Well you can simply increase the film speed. Recap: the slower (lower ISO number) the film speed the longer it takes to react to the incoming light to form a properly exposed image. If you therefore increase the ISO then your image will take less time to be captured even if the same amount of light is being allowed in. So to overcome this hypothetical problem, by increasing the ISO to say ISO400 you can still maintain your same depth of field but your shutter speed will be a lot faster meaning that you can freeze frame your subject. If you find yourself in the opposite scenario whereby you want to blur your subject or his/her movement then you can use the lowest ISO possible to try and slow the shutter speed down.
Hopefully you can now see how all three link together and how a good knowledge of them will open up new doors when it comes to photography. However don't think that just by reading this article you will be able to master them all over night- and don't get disheartened by it! It took me ages until it all finally clicked into place for me and I had to keep coming back to photography books to further understand what I was doing. The main issue was that there was so much to deal with that even though I had read it a hundred times before it still wasn't perfectly making sense and linking up as well as it should do. The best thing to do is just to get out there and take thousands of shots and play around with the settings- the great thing about digital nowadays is that you can see all your aperture, shutter speed, ISO details when you get home on your computer. Take time to get the same shot but with different settings and then remember to go home and actually sit down and look through the images and see which ones work best. It's really only by spending a lot of time behind my computer analysing images at 100% side by side that I really started to make huge advances. Then one day it will all suddenly fall into place and it will become second nature - you wont have to think about the settings you will just do it in a split second...and I promise you that when that day comes it will all have been worth it!
“It's also definitely worth emphasising that people can get amazing results from compacts and that you don't need an amazing camera to get great results”- Clare Danek
Many thanks to Al Evans & Clare Danek for proof reading and helping out on film speeds and aperture.
From then on I took advantage of the huge university holidays and tried to spend a maximum amount of time out in the Alps. I spent my first few years out in Zermatt (thanks to my climbing partner at the time Brian Birtle who put me up countless times) getting more into the mixed and alpine element rather than just rock climbing Chamonix style stuff. I finished my 'time' out in Zermatt on a high point with the Lyskamm North Face and decided I was ready to move on and try Chamonix style rock routes. I finished university last summer and moved out to Chamonix where I am currently working in photography and film work.
It's hard to pick one specific type of climbing that I prefer over the
others but I think my heart still lies with big mixed alpine routes

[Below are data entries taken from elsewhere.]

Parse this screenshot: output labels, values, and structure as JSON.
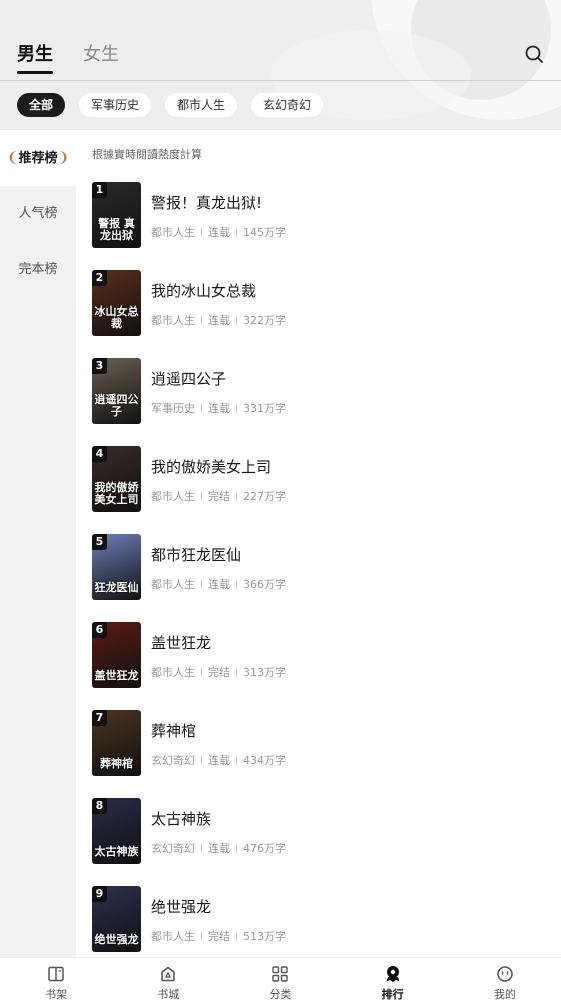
{
  "header": {
    "tabs": [
      {
        "label": "男生"
      },
      {
        "label": "女生"
      }
    ]
  },
  "chips": [
    {
      "label": "全部"
    },
    {
      "label": "军事历史"
    },
    {
      "label": "都市人生"
    },
    {
      "label": "玄幻奇幻"
    }
  ],
  "sidebar": {
    "items": [
      {
        "label": "推荐榜"
      },
      {
        "label": "人气榜"
      },
      {
        "label": "完本榜"
      }
    ]
  },
  "list": {
    "note": "根據實時閱讀熱度計算",
    "books": [
      {
        "rank": "1",
        "title": "警报！真龙出狱!",
        "category": "都市人生",
        "status": "连载",
        "words": "145万字",
        "cover_text": "警报 真龙出狱",
        "cover_color": "#2a2a2a"
      },
      {
        "rank": "2",
        "title": "我的冰山女总裁",
        "category": "都市人生",
        "status": "连载",
        "words": "322万字",
        "cover_text": "冰山女总裁",
        "cover_color": "#5a2d1a"
      },
      {
        "rank": "3",
        "title": "逍遥四公子",
        "category": "军事历史",
        "status": "连载",
        "words": "331万字",
        "cover_text": "逍遥四公子",
        "cover_color": "#6b5f52"
      },
      {
        "rank": "4",
        "title": "我的傲娇美女上司",
        "category": "都市人生",
        "status": "完结",
        "words": "227万字",
        "cover_text": "我的傲娇美女上司",
        "cover_color": "#3a2a28"
      },
      {
        "rank": "5",
        "title": "都市狂龙医仙",
        "category": "都市人生",
        "status": "连载",
        "words": "366万字",
        "cover_text": "狂龙医仙",
        "cover_color": "#6d7fb8"
      },
      {
        "rank": "6",
        "title": "盖世狂龙",
        "category": "都市人生",
        "status": "完结",
        "words": "313万字",
        "cover_text": "盖世狂龙",
        "cover_color": "#5c1a12"
      },
      {
        "rank": "7",
        "title": "葬神棺",
        "category": "玄幻奇幻",
        "status": "连载",
        "words": "434万字",
        "cover_text": "葬神棺",
        "cover_color": "#4a3420"
      },
      {
        "rank": "8",
        "title": "太古神族",
        "category": "玄幻奇幻",
        "status": "连载",
        "words": "476万字",
        "cover_text": "太古神族",
        "cover_color": "#2c2a4a"
      },
      {
        "rank": "9",
        "title": "绝世强龙",
        "category": "都市人生",
        "status": "完结",
        "words": "513万字",
        "cover_text": "绝世强龙",
        "cover_color": "#2b3150"
      }
    ]
  },
  "bottom_nav": {
    "items": [
      {
        "label": "书架",
        "icon": "bookshelf-icon"
      },
      {
        "label": "书城",
        "icon": "bookstore-icon"
      },
      {
        "label": "分类",
        "icon": "category-icon"
      },
      {
        "label": "排行",
        "icon": "ranking-icon"
      },
      {
        "label": "我的",
        "icon": "profile-icon"
      }
    ]
  },
  "colors": {
    "accent": "#111111",
    "laurel": "#b8854a",
    "sidebar_bg": "#f1f1f1",
    "header_bg": "#eeeeee"
  }
}
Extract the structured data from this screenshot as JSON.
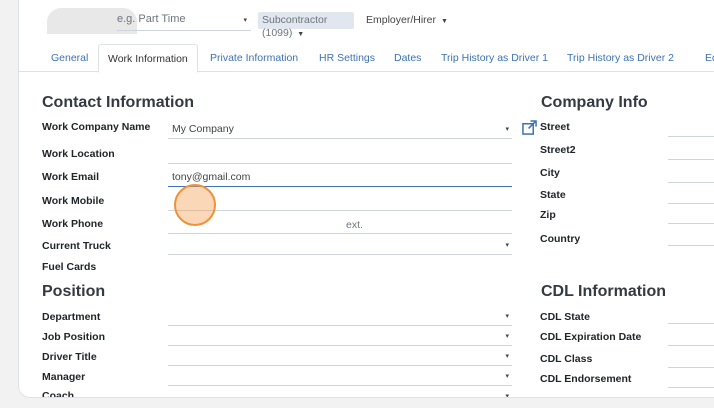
{
  "header": {
    "employment_type_placeholder": "e.g. Part Time",
    "contractor_type": "Subcontractor (1099)",
    "employer_role": "Employer/Hirer"
  },
  "tabs": [
    {
      "label": "General"
    },
    {
      "label": "Work Information"
    },
    {
      "label": "Private Information"
    },
    {
      "label": "HR Settings"
    },
    {
      "label": "Dates"
    },
    {
      "label": "Trip History as Driver 1"
    },
    {
      "label": "Trip History as Driver 2"
    },
    {
      "label": "Eq"
    }
  ],
  "contact": {
    "title": "Contact Information",
    "work_company_label": "Work Company Name",
    "work_company_value": "My Company",
    "work_location_label": "Work Location",
    "work_email_label": "Work Email",
    "work_email_value": "tony@gmail.com",
    "work_mobile_label": "Work Mobile",
    "work_phone_label": "Work Phone",
    "ext_label": "ext.",
    "current_truck_label": "Current Truck",
    "fuel_cards_label": "Fuel Cards"
  },
  "position": {
    "title": "Position",
    "department_label": "Department",
    "job_position_label": "Job Position",
    "driver_title_label": "Driver Title",
    "manager_label": "Manager",
    "coach_label": "Coach"
  },
  "company_info": {
    "title": "Company Info",
    "street_label": "Street",
    "street2_label": "Street2",
    "city_label": "City",
    "state_label": "State",
    "zip_label": "Zip",
    "country_label": "Country"
  },
  "cdl": {
    "title": "CDL Information",
    "state_label": "CDL State",
    "expiration_label": "CDL Expiration Date",
    "class_label": "CDL Class",
    "endorsement_label": "CDL Endorsement"
  },
  "colors": {
    "link_blue": "#3d72b4",
    "cursor_orange": "#f0913a"
  }
}
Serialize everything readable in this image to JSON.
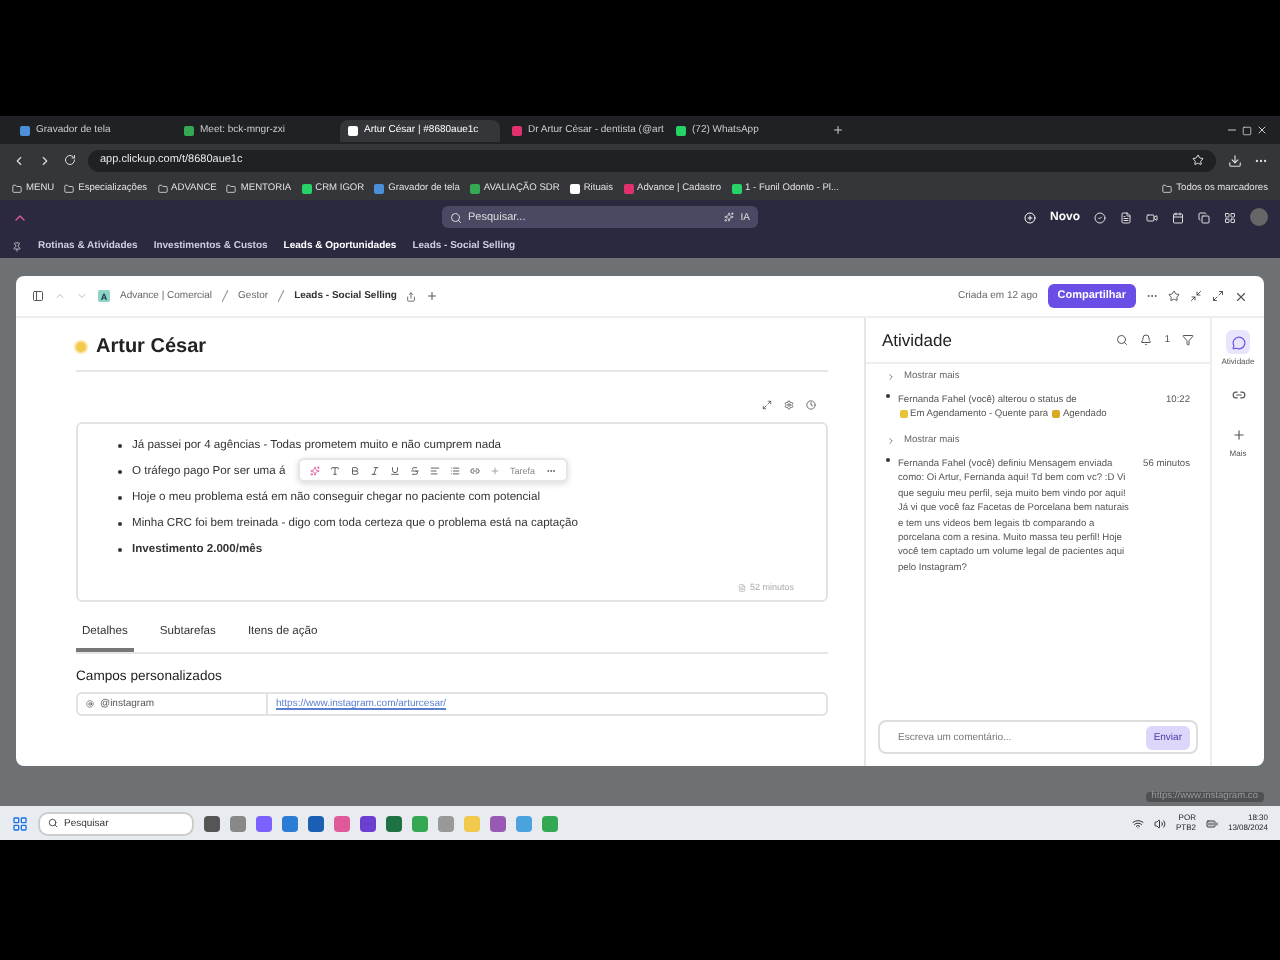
{
  "browser": {
    "tabs": [
      {
        "title": "Gravador de tela",
        "selected": false
      },
      {
        "title": "Meet: bck-mngr-zxi",
        "selected": false
      },
      {
        "title": "Artur César | #8680aue1c",
        "selected": true
      },
      {
        "title": "Dr Artur César - dentista (@art",
        "selected": false
      },
      {
        "title": "(72) WhatsApp",
        "selected": false
      }
    ],
    "address": "app.clickup.com/t/8680aue1c",
    "bookmarks": [
      {
        "label": "MENU",
        "kind": "folder"
      },
      {
        "label": "Especializações",
        "kind": "folder"
      },
      {
        "label": "ADVANCE",
        "kind": "folder"
      },
      {
        "label": "MENTORIA",
        "kind": "folder"
      },
      {
        "label": "CRM IGOR",
        "kind": "link"
      },
      {
        "label": "Gravador de tela",
        "kind": "link"
      },
      {
        "label": "AVALIAÇÃO SDR",
        "kind": "link"
      },
      {
        "label": "Rituais",
        "kind": "link"
      },
      {
        "label": "Advance | Cadastro",
        "kind": "link"
      },
      {
        "label": "1 - Funil Odonto - Pl...",
        "kind": "link"
      }
    ],
    "all_bookmarks": "Todos os marcadores"
  },
  "app": {
    "search": {
      "placeholder": "Pesquisar..."
    },
    "ai": "IA",
    "new_button": "Novo",
    "nav": [
      {
        "label": "Rotinas & Atividades",
        "selected": false
      },
      {
        "label": "Investimentos & Custos",
        "selected": false
      },
      {
        "label": "Leads & Oportunidades",
        "selected": true
      },
      {
        "label": "Leads - Social Selling",
        "selected": false
      }
    ]
  },
  "task": {
    "breadcrumbs": [
      "Advance | Comercial",
      "Gestor",
      "Leads - Social Selling"
    ],
    "workspace_badge": "A",
    "created": "Criada em 12 ago",
    "share": "Compartilhar",
    "title": "Artur César",
    "notes": [
      {
        "text": "Já passei por 4 agências - Todas prometem muito e não cumprem nada",
        "bold": false
      },
      {
        "text": "O tráfego pago Por ser uma á",
        "bold": false
      },
      {
        "text": "Hoje o meu problema está em não conseguir chegar no paciente com potencial",
        "bold": false
      },
      {
        "text": "Minha CRC foi bem treinada - digo com toda certeza que o problema está na captação",
        "bold": false
      },
      {
        "text": "Investimento 2.000/mês",
        "bold": true
      }
    ],
    "format_toolbar": {
      "task": "Tarefa"
    },
    "duration": "52 minutos",
    "tabs": [
      {
        "label": "Detalhes",
        "selected": true
      },
      {
        "label": "Subtarefas",
        "selected": false
      },
      {
        "label": "Itens de ação",
        "selected": false
      }
    ],
    "section": "Campos personalizados",
    "field": {
      "label": "@instagram",
      "value": "https://www.instagram.com/arturcesar/"
    }
  },
  "activity": {
    "title": "Atividade",
    "notifications": "1",
    "entries": [
      {
        "kind": "more",
        "text": "Mostrar mais"
      },
      {
        "kind": "status",
        "text": "Fernanda Fahel (você) alterou o status de",
        "statuses": [
          {
            "label": "Em Agendamento - Quente",
            "color": "#e8c33a"
          },
          {
            "label": "Agendado",
            "color": "#d9a826"
          }
        ],
        "joiner": "para",
        "time": "10:22"
      },
      {
        "kind": "more",
        "text": "Mostrar mais"
      },
      {
        "kind": "message",
        "text": "Fernanda Fahel (você) definiu Mensagem enviada como: Oi Artur, Fernanda aqui! Td bem com vc? :D Vi que seguiu meu perfil, seja muito bem vindo por aqui! Já vi que você faz Facetas de Porcelana bem naturais e tem uns videos bem legais tb comparando a porcelana com a resina. Muito massa teu perfil! Hoje você tem captado um volume legal de pacientes aqui pelo Instagram?",
        "time": "56 minutos"
      }
    ],
    "comment": {
      "placeholder": "Escreva um comentário...",
      "send": "Enviar",
      "disabled": true
    },
    "rail": [
      {
        "label": "Atividade",
        "kind": "activity",
        "selected": true
      },
      {
        "kind": "link",
        "selected": false
      },
      {
        "label": "Mais",
        "kind": "more",
        "selected": false
      }
    ]
  },
  "taskbar": {
    "search": {
      "placeholder": "Pesquisar"
    },
    "language": "POR",
    "layout": "PTB2",
    "time": "18:30",
    "date": "13/08/2024"
  },
  "link_preview": "https://www.instagram.co"
}
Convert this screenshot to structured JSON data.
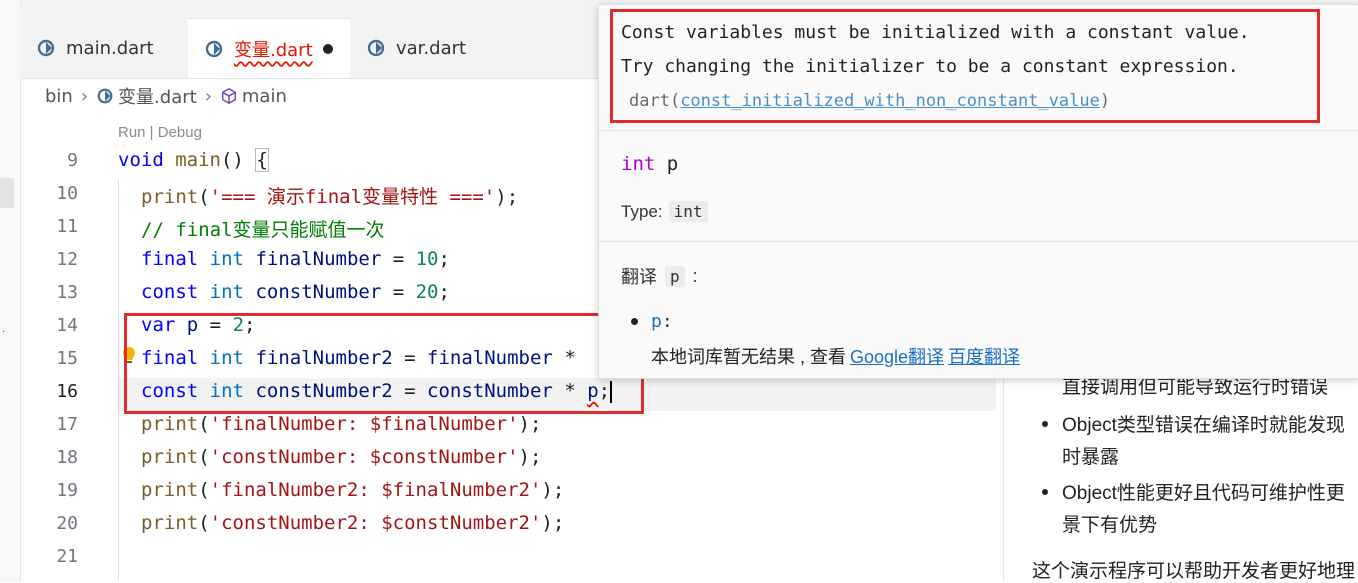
{
  "tabs": [
    {
      "label": "main.dart"
    },
    {
      "label": "变量.dart"
    },
    {
      "label": "var.dart"
    }
  ],
  "breadcrumb": {
    "root": "bin",
    "file": "变量.dart",
    "symbol": "main"
  },
  "codelens": "Run | Debug",
  "lines": [
    {
      "num": "9"
    },
    {
      "num": "10"
    },
    {
      "num": "11"
    },
    {
      "num": "12"
    },
    {
      "num": "13"
    },
    {
      "num": "14"
    },
    {
      "num": "15"
    },
    {
      "num": "16"
    },
    {
      "num": "17"
    },
    {
      "num": "18"
    },
    {
      "num": "19"
    },
    {
      "num": "20"
    },
    {
      "num": "21"
    }
  ],
  "code": {
    "l9": {
      "kw": "void",
      "fn": "main",
      "rest": "() ",
      "brace": "{"
    },
    "l10": {
      "fn": "print",
      "str": "'=== 演示final变量特性 ==='",
      "end": ");"
    },
    "l11": {
      "comment": "// final变量只能赋值一次"
    },
    "l12": {
      "kw": "final",
      "ty": "int",
      "name": "finalNumber",
      "eq": " = ",
      "num": "10",
      "end": ";"
    },
    "l13": {
      "kw": "const",
      "ty": "int",
      "name": "constNumber",
      "eq": " = ",
      "num": "20",
      "end": ";"
    },
    "l14": {
      "kw": "var",
      "name": "p",
      "eq": " = ",
      "num": "2",
      "end": ";"
    },
    "l15": {
      "kw": "final",
      "ty": "int",
      "name": "finalNumber2",
      "eq": " = ",
      "ref": "finalNumber",
      "op": " *"
    },
    "l16": {
      "kw": "const",
      "ty": "int",
      "name": "constNumber2",
      "eq": " = ",
      "ref": "constNumber",
      "op": " * ",
      "p": "p",
      "end": ";"
    },
    "l17": {
      "fn": "print",
      "str": "'finalNumber: $finalNumber'",
      "end": ");"
    },
    "l18": {
      "fn": "print",
      "str": "'constNumber: $constNumber'",
      "end": ");"
    },
    "l19": {
      "fn": "print",
      "str": "'finalNumber2: $finalNumber2'",
      "end": ");"
    },
    "l20": {
      "fn": "print",
      "str": "'constNumber2: $constNumber2'",
      "end": ");"
    }
  },
  "hover": {
    "diag_line1": "Const variables must be initialized with a constant value.",
    "diag_line2": "Try changing the initializer to be a constant expression.",
    "code_prefix": "dart(",
    "code_link": "const_initialized_with_non_constant_value",
    "code_suffix": ")",
    "sig_type": "int",
    "sig_name": " p",
    "type_label": "Type:",
    "type_value": "int",
    "translate_label": "翻译",
    "translate_term": "p",
    "translate_colon": ":",
    "result_word": "p",
    "result_colon": ":",
    "result_text": "本地词库暂无结果 , 查看",
    "google_link": "Google翻译",
    "baidu_link": "百度翻译"
  },
  "right_panel": {
    "line_partial": "直接调用但可能导致运行时错误",
    "bullet1_line1": "Object类型错误在编译时就能发现",
    "bullet1_line2": "时暴露",
    "bullet2_line1": "Object性能更好且代码可维护性更",
    "bullet2_line2": "景下有优势",
    "footer": "这个演示程序可以帮助开发者更好地理"
  },
  "colors": {
    "error": "#e51400",
    "highlight_box": "#e32b2b",
    "link": "#1a6fc4"
  }
}
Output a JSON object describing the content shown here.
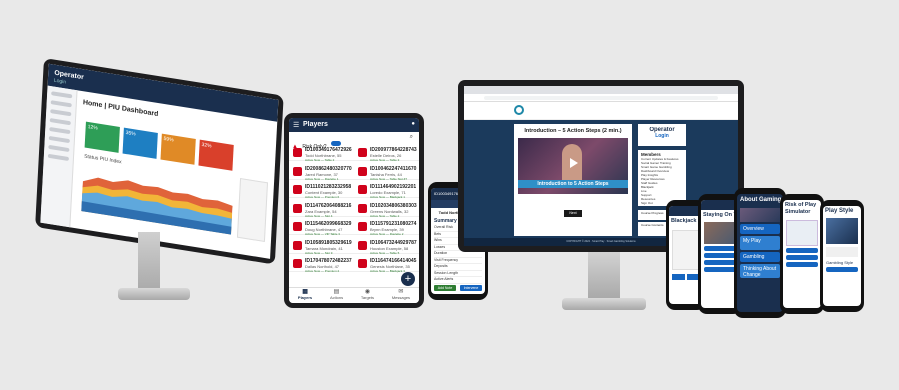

that potentially involve a couple of nights bivying. I am still
getting used to the whole Chamonix 'get back in time for the last
lift' style- I still include bivying as a part of any decent
mountaineering experience. I am also still getting used to crack
climbing- it hurts.... a lot.